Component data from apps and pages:
^^^^^^^^^^^^^^^^

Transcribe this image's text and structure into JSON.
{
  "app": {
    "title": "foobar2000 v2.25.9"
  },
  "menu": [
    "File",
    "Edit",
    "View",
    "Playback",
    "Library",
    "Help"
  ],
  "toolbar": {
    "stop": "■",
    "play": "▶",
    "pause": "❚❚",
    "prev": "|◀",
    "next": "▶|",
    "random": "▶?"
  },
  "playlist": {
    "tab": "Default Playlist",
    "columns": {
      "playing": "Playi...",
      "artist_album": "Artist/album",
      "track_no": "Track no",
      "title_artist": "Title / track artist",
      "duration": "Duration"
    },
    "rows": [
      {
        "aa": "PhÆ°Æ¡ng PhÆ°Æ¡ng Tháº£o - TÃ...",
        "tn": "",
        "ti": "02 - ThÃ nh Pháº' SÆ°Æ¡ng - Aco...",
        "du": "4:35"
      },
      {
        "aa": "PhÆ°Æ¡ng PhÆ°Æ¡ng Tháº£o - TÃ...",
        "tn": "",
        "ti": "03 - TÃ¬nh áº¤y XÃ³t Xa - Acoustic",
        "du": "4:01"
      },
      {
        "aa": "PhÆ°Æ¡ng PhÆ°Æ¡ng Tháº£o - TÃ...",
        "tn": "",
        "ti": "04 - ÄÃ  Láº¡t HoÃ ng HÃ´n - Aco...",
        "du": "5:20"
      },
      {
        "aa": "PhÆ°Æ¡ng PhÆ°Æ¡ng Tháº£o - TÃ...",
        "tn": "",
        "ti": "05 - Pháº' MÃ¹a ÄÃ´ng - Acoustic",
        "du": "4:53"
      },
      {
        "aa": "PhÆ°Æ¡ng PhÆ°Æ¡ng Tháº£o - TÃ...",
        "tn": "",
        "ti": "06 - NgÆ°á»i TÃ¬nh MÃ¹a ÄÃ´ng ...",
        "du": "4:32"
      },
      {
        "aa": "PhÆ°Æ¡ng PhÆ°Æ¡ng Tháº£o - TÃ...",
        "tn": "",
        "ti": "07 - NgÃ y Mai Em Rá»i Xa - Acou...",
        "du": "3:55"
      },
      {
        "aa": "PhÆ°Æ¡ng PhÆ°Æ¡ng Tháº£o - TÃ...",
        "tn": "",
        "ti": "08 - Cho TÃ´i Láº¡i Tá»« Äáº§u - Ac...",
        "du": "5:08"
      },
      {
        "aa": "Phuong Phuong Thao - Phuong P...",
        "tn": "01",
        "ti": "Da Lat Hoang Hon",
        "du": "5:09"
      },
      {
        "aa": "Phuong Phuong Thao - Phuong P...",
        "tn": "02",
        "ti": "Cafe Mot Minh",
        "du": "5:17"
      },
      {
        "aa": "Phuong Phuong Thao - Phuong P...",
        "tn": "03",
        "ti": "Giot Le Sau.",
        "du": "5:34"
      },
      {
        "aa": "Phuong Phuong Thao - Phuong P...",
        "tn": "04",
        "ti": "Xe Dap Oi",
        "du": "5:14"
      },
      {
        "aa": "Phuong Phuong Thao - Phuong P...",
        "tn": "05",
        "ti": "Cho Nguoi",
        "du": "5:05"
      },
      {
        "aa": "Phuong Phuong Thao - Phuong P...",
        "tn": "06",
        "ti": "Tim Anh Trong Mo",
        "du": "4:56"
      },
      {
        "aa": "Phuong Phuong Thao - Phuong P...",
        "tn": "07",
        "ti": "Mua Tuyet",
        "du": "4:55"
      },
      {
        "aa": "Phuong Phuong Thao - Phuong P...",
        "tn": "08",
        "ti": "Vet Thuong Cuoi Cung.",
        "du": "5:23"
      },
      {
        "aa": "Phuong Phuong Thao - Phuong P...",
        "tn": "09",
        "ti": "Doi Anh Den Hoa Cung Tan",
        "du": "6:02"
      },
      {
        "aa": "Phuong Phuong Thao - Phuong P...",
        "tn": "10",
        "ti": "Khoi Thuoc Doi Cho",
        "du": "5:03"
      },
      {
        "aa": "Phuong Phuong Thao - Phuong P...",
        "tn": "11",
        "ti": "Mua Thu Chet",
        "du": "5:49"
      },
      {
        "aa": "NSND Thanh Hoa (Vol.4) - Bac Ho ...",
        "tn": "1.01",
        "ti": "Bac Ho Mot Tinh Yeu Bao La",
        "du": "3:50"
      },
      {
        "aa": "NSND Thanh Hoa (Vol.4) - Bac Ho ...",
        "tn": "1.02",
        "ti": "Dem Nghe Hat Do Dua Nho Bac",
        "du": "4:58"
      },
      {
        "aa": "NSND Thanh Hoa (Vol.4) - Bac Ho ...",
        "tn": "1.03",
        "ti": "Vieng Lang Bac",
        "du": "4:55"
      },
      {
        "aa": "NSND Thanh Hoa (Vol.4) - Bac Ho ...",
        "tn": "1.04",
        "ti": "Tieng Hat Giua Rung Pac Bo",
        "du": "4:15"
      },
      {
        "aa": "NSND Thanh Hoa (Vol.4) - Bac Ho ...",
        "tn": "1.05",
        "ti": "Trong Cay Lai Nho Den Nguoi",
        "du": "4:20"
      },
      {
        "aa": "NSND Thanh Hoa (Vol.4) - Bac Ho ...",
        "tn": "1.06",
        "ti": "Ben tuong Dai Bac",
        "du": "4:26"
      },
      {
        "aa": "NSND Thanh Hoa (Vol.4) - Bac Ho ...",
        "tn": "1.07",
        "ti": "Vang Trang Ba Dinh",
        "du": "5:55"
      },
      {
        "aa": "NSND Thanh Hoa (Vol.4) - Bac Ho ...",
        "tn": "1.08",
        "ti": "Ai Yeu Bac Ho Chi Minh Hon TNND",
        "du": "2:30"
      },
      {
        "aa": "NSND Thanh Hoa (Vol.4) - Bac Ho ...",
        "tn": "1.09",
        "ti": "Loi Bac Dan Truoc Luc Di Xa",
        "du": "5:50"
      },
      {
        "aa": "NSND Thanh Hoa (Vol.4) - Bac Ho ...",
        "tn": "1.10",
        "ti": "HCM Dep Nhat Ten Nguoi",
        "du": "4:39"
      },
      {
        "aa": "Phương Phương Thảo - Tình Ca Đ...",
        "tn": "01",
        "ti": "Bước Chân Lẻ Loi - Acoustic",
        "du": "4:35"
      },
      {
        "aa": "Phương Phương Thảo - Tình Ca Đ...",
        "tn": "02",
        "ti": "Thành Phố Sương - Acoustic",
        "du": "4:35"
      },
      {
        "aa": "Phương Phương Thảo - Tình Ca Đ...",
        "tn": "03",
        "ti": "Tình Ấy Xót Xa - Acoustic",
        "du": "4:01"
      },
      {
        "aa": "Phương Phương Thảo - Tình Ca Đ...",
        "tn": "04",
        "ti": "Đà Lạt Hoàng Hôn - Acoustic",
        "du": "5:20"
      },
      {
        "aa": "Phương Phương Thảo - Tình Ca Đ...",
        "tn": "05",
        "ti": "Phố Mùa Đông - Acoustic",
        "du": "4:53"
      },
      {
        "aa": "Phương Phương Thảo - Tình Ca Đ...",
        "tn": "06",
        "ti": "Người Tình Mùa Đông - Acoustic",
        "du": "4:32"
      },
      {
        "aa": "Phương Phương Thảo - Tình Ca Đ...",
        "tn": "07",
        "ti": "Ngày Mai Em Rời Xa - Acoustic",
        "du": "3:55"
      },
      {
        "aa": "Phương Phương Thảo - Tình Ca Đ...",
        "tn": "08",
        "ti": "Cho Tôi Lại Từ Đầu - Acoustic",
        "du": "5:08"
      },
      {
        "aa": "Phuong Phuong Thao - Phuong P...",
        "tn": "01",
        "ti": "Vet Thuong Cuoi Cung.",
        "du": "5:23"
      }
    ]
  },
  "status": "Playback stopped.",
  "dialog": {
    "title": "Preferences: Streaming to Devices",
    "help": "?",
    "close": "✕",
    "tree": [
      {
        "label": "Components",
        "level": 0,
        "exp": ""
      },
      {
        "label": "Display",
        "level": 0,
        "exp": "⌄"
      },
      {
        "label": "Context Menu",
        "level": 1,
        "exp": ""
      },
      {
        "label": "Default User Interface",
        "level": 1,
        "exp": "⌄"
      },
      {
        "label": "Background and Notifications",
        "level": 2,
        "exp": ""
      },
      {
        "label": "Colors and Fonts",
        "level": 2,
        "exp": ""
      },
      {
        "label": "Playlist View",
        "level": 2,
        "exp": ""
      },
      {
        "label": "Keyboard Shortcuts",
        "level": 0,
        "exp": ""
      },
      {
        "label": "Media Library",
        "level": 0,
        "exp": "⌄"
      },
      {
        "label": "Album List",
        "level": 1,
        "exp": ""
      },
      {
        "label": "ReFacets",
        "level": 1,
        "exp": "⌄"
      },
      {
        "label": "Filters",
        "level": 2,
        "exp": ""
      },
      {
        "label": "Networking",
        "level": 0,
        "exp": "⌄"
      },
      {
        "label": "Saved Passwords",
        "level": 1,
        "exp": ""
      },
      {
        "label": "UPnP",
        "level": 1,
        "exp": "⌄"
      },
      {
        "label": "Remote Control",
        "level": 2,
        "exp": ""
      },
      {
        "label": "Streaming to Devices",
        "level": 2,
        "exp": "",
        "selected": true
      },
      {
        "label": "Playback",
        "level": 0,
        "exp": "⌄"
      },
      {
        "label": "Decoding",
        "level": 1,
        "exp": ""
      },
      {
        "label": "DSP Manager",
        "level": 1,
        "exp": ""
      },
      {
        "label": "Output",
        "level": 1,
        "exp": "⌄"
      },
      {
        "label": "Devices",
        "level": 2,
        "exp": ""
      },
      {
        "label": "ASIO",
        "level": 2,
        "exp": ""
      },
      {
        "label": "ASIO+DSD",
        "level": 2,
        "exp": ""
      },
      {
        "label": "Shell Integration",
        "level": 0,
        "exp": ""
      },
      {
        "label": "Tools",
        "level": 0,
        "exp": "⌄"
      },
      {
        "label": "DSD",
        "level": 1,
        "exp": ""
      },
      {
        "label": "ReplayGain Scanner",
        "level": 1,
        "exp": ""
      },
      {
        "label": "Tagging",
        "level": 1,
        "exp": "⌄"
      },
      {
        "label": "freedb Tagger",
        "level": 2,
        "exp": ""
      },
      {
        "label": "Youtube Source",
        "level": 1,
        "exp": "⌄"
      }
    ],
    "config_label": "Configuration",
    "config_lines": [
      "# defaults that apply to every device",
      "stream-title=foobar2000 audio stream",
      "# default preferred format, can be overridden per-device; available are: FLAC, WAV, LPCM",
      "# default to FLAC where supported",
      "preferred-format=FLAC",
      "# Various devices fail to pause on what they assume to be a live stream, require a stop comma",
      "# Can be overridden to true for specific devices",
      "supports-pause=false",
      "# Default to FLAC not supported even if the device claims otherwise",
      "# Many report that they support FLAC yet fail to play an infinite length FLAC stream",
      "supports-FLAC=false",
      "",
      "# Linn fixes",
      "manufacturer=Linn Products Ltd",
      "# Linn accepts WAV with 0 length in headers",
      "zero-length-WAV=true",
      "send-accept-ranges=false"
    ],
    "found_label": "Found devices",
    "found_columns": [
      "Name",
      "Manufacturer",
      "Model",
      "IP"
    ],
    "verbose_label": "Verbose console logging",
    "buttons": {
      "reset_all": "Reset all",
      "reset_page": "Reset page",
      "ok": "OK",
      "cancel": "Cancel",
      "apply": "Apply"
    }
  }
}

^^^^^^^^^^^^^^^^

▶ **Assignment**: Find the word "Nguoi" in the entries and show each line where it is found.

▶ **Answer box**:
        "ti": "Cho Nguoi",
        "ti": "Trong Cay Lai Nho Den Nguoi",
        "ti": "HCM Dep Nhat Ten Nguoi",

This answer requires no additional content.